#### Available records
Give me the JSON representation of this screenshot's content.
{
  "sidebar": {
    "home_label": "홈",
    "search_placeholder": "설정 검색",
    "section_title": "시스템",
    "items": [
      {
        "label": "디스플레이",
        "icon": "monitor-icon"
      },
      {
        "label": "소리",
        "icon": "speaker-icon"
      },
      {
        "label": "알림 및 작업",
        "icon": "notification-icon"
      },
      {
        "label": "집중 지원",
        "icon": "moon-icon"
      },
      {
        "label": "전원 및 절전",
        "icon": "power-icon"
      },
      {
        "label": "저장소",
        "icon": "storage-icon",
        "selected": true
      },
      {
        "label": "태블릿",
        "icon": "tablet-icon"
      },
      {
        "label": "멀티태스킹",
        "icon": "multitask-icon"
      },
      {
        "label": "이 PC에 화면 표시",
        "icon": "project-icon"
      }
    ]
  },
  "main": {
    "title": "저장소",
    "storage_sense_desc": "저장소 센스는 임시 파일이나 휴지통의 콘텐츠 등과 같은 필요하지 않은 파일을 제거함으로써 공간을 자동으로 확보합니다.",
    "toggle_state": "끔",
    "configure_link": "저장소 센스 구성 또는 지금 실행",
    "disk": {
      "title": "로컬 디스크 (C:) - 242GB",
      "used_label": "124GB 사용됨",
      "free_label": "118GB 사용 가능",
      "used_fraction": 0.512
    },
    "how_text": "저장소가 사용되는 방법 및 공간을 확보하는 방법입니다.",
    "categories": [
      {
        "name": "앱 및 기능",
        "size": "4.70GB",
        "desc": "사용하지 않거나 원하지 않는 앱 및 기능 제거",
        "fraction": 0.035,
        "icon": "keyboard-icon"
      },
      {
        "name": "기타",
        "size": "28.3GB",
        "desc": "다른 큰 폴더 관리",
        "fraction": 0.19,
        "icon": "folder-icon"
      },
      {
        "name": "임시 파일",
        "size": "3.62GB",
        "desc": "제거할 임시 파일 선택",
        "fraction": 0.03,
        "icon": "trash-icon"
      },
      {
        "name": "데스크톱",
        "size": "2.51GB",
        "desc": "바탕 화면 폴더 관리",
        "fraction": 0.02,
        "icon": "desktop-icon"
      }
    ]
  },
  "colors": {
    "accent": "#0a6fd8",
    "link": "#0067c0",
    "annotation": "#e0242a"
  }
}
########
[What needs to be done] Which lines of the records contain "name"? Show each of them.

[Solution to this problem]
        "name": "앱 및 기능",
        "name": "기타",
        "name": "임시 파일",
        "name": "데스크톱",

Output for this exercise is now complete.